Using a fish species from the Baltic Sea, the three-spined stickleback, an international team investigated whether and how epigenetics contributes to adaptation. "Our experiment shows that epigenetic modifications affect adaptation, but also that the changes from one generation to the next are smaller than previously assumed," says biologist Dr. Melanie Heckwolf from GEOMAR Helmholtz Centre for Ocean Research Kiel. She is one author of the study, which has now been published in Science Advances.
But what distinguishes changes in DNA from changes in epigenetics? "Individuals with certain heritable traits encoded in the DNA can cope with the prevailing environment better than others. On average, those individuals can cope better with their environment, hence survive longer and produce more offspring. In the long run, their characteristics encoded in the DNA will prevail. This process refers to natural selection," explains Dr. Britta Meyer from GEOMAR. However, selection requires time, and time is scarce in the face of rapid climate change.
In contrast, epigenetic processes chemically influence the structure of the DNA. They activate or deactivate areas of the genome that are responsible for certain traits or responses to environmental conditions. On the one hand, "stable" epigenetic markers, through natural selection, contribute to adaptation in a similar way as the DNA itself. On the other hand, "inducible" markers are those that can change during the life of an individual. In theory, if this happens in the gametes of the parents, their offspring are given an advantage to cope with their environment. Many scientists therefore expect that inducible markers will react particularly quickly and thus ensure the survival of organisms in the face of rapid changes.

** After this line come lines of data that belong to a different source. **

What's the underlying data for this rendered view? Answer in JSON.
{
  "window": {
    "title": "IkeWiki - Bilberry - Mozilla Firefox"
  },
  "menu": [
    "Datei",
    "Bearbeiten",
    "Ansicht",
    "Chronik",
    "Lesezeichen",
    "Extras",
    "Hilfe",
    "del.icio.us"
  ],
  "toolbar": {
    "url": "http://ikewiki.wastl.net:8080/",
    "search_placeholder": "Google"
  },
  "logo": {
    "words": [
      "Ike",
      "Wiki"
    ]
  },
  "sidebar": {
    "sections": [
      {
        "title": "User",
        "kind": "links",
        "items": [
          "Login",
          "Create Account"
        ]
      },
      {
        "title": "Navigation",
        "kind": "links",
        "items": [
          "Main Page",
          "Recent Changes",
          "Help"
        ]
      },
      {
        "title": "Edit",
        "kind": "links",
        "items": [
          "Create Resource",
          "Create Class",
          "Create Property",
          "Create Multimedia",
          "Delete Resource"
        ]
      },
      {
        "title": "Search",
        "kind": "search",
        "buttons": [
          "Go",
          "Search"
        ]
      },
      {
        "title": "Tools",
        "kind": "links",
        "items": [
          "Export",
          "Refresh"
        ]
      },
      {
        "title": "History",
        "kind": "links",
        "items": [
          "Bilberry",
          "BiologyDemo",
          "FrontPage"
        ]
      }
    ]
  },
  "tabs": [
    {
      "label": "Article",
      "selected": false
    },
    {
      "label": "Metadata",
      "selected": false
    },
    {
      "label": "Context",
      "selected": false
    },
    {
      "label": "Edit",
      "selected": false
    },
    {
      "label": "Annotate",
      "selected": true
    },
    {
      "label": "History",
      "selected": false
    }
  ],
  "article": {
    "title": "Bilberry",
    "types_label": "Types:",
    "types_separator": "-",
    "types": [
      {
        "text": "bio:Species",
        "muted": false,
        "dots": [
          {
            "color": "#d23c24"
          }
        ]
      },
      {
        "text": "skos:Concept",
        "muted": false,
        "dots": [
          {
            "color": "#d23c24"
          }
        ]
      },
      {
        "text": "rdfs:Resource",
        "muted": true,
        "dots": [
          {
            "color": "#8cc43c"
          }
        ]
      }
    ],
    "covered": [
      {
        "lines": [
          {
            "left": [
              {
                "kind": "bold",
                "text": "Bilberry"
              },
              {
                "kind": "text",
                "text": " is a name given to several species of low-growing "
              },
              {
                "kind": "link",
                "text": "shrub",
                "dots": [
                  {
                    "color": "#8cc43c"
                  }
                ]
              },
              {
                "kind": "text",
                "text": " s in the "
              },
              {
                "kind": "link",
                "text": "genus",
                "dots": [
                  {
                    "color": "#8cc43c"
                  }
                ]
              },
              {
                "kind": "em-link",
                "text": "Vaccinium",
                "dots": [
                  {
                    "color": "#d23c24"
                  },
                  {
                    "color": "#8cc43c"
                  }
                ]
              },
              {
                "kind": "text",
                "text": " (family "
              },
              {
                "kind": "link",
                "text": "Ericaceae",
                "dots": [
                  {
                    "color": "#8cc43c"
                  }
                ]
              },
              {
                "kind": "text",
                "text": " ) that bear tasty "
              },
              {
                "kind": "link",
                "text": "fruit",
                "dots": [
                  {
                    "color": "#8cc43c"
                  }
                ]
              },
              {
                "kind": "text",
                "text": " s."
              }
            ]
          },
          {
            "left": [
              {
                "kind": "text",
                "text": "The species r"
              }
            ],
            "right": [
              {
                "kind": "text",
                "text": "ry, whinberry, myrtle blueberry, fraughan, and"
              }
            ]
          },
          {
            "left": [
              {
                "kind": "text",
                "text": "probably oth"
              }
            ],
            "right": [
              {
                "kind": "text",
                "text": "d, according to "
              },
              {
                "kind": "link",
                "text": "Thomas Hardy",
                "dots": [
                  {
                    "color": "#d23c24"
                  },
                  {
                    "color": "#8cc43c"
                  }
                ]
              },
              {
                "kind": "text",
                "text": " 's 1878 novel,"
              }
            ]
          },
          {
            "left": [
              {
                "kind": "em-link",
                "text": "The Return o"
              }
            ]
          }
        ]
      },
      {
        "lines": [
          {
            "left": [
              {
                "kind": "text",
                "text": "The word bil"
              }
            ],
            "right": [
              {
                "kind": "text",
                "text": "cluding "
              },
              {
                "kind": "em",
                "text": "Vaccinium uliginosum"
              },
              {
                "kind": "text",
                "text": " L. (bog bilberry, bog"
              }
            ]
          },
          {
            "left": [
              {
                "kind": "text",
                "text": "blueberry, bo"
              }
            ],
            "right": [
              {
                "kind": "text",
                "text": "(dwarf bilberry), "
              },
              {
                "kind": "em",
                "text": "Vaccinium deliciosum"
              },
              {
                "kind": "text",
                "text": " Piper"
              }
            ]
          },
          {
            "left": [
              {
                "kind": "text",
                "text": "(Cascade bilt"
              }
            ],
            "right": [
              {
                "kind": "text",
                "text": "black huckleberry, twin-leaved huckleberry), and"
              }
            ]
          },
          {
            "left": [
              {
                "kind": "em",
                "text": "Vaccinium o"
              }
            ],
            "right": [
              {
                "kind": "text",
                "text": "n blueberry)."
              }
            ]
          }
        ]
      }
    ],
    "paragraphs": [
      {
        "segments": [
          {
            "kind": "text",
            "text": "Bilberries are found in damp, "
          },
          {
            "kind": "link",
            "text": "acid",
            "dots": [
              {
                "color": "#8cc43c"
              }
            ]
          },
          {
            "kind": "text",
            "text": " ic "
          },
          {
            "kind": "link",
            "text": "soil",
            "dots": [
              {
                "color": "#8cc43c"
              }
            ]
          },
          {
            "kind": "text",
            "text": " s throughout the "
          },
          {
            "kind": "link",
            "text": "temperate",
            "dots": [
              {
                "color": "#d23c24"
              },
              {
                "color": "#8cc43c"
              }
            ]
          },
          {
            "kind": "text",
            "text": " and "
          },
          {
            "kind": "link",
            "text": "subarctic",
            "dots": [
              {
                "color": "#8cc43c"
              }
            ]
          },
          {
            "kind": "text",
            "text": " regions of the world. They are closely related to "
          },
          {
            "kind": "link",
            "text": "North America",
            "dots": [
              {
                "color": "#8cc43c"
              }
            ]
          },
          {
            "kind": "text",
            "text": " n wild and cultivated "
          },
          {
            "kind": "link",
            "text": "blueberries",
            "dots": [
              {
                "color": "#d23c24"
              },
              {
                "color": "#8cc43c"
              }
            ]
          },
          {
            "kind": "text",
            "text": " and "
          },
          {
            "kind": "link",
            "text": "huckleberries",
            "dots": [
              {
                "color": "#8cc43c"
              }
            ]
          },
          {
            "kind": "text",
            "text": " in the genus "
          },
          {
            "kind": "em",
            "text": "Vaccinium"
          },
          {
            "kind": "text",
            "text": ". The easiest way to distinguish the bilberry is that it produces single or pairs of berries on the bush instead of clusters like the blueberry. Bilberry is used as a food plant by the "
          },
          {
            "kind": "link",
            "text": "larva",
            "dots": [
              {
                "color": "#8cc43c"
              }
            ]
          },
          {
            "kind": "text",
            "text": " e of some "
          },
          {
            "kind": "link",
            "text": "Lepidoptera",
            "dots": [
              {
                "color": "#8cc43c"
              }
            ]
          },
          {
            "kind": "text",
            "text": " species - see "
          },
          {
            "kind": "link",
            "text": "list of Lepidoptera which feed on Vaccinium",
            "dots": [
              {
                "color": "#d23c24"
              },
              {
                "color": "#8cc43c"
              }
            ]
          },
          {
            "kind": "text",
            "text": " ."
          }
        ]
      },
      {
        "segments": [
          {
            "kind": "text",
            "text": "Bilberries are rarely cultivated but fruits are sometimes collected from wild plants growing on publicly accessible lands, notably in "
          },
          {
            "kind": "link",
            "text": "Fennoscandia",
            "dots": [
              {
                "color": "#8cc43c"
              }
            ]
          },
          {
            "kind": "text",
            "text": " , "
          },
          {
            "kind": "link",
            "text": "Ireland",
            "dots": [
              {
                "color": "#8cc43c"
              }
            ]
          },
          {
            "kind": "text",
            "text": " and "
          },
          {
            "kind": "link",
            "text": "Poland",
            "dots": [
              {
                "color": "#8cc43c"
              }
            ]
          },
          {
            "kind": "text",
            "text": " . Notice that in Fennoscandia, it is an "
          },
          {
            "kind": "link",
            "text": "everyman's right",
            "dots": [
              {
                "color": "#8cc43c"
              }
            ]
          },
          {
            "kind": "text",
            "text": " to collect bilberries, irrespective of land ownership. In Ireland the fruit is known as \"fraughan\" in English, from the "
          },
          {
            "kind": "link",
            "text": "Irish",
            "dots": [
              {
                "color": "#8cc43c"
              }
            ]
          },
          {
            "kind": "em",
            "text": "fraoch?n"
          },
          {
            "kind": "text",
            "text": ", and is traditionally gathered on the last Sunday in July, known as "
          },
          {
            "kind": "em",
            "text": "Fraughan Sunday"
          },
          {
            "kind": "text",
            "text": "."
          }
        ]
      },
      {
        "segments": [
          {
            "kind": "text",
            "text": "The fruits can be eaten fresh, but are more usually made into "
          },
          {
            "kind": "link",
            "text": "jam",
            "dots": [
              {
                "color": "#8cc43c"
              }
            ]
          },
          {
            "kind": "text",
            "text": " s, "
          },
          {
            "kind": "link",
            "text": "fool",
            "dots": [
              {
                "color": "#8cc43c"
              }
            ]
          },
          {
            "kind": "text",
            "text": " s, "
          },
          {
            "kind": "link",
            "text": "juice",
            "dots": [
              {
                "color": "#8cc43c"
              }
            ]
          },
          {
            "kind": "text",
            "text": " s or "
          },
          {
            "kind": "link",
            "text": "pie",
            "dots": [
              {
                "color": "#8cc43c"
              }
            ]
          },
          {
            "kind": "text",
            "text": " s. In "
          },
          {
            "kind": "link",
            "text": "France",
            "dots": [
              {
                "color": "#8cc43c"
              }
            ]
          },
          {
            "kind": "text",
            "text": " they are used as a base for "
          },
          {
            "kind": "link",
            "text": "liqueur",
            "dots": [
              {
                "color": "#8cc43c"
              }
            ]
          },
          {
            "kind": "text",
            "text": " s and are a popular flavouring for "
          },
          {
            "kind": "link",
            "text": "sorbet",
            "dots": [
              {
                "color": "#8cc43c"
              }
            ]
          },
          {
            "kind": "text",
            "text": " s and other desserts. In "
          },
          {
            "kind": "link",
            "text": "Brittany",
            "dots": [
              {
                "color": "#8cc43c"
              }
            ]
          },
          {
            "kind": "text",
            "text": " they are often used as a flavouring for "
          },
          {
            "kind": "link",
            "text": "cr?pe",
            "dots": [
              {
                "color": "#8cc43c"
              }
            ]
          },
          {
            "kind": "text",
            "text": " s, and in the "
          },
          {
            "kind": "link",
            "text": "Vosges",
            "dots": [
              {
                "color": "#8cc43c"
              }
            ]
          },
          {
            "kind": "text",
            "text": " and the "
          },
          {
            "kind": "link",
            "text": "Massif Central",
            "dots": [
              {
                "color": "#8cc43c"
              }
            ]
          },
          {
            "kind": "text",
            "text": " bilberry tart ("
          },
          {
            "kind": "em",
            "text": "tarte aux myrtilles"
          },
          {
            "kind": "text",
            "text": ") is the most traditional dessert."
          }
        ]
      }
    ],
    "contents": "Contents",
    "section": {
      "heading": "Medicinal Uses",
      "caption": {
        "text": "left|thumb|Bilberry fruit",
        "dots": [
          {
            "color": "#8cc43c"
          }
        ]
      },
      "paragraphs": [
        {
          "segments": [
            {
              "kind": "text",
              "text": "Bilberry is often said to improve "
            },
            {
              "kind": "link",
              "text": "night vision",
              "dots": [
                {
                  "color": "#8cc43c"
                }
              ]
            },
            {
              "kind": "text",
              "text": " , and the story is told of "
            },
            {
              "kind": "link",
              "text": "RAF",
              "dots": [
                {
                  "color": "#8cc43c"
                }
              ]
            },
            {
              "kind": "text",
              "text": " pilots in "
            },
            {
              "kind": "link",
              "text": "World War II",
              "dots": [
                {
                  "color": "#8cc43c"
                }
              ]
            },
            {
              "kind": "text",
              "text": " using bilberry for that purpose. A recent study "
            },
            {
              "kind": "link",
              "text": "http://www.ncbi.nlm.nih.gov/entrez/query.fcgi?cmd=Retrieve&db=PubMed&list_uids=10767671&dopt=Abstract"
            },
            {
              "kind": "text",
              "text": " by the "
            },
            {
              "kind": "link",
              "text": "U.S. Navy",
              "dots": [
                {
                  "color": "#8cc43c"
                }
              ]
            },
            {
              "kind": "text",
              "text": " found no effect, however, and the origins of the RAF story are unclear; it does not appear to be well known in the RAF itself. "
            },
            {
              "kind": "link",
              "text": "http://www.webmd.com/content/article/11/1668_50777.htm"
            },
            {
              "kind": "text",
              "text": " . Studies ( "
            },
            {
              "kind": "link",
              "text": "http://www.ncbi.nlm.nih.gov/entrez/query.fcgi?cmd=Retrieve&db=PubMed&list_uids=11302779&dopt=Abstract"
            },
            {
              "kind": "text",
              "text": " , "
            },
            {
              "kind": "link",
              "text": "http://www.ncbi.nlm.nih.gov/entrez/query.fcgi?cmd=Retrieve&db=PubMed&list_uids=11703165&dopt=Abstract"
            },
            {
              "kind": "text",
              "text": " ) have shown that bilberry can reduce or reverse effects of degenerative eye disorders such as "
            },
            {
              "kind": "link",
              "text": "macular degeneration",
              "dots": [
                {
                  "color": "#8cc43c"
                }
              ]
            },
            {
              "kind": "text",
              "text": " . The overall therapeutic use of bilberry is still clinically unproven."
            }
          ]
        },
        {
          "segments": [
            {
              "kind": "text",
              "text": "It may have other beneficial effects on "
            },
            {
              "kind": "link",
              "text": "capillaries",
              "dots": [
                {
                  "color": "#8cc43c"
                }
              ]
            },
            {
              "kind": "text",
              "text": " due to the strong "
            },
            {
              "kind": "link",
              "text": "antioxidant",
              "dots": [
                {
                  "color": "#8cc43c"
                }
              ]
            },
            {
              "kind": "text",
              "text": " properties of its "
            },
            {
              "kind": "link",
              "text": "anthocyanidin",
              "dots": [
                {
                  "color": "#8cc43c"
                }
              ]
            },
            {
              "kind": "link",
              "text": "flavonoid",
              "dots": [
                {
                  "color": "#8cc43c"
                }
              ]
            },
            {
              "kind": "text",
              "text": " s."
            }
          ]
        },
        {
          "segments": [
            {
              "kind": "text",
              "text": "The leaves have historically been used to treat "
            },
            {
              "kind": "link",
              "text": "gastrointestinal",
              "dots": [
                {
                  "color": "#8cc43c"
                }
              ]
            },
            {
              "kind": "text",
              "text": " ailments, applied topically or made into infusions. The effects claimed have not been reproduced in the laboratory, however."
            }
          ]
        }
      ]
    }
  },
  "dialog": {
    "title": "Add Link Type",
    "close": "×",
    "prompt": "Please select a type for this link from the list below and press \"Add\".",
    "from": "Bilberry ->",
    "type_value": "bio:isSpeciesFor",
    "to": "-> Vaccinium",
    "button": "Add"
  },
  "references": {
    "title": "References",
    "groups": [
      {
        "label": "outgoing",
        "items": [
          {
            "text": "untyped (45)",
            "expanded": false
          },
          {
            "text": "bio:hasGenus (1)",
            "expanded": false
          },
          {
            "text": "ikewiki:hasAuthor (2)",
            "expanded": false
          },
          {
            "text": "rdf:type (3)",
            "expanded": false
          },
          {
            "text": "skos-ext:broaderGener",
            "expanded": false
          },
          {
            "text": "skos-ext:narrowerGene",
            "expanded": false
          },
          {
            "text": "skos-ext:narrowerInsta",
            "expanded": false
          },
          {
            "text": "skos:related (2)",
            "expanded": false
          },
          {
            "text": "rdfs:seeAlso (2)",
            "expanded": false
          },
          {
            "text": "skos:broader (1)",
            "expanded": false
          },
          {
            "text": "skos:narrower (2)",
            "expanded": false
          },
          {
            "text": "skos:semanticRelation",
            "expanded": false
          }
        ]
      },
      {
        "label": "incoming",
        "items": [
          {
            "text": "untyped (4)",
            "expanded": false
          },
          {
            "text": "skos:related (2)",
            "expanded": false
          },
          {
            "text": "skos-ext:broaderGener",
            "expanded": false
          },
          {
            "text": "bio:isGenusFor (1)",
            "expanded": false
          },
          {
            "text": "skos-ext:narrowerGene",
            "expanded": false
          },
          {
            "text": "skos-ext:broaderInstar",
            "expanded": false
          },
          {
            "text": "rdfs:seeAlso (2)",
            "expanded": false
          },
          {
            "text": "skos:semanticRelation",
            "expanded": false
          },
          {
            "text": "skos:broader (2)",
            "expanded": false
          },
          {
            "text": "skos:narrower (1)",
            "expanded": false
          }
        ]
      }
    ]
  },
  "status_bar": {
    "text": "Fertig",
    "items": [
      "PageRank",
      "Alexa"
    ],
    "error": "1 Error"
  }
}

The research groups of Prof. Dr. Thorsten Reusch (GEOMAR, Germany) and Dr. Christophe Eizaguirre (Queen Mary University of London, UK) have investigated whether and how these stable and inducible markers contribute to adaptation. They use the Baltic three-spined stickleback fish because it is currently adapted to different salinity conditions ranging from saltwater to freshwater. Further, the Baltic Sea is a natural laboratory for climate change research because the effects of climate change are already evident there.
"In order to understand how fish respond to the consequences of climate change, we collected stickleback populations from different regions of the North and Baltic Seas with different salinity levels," explains Dr. Meyer. The team found that the different populations differed in their genetic and epigenetic makeups and also had different tolerances to changes in salinity. In an experiment involving two generations of sticklebacks, the team was also able to show that inducible markers improve the response of the second generation to environmental change, albeit to a lesser extent than initially assumed.
Overall, the study shows that organisms will eventually reach their limits to respond to climate change, even with epigenetic modes of adaptation. "We have to be careful not to overinterpret this exciting but poorly understood field of research in epigenetics as a silver bullet against climate change for all species," says Melanie Heckwolf. "Climate change is one of the greatest challenges for species and ecosystems, and the natural mechanisms available to species to respond may not be sufficient if climate change remains so strong and rapid."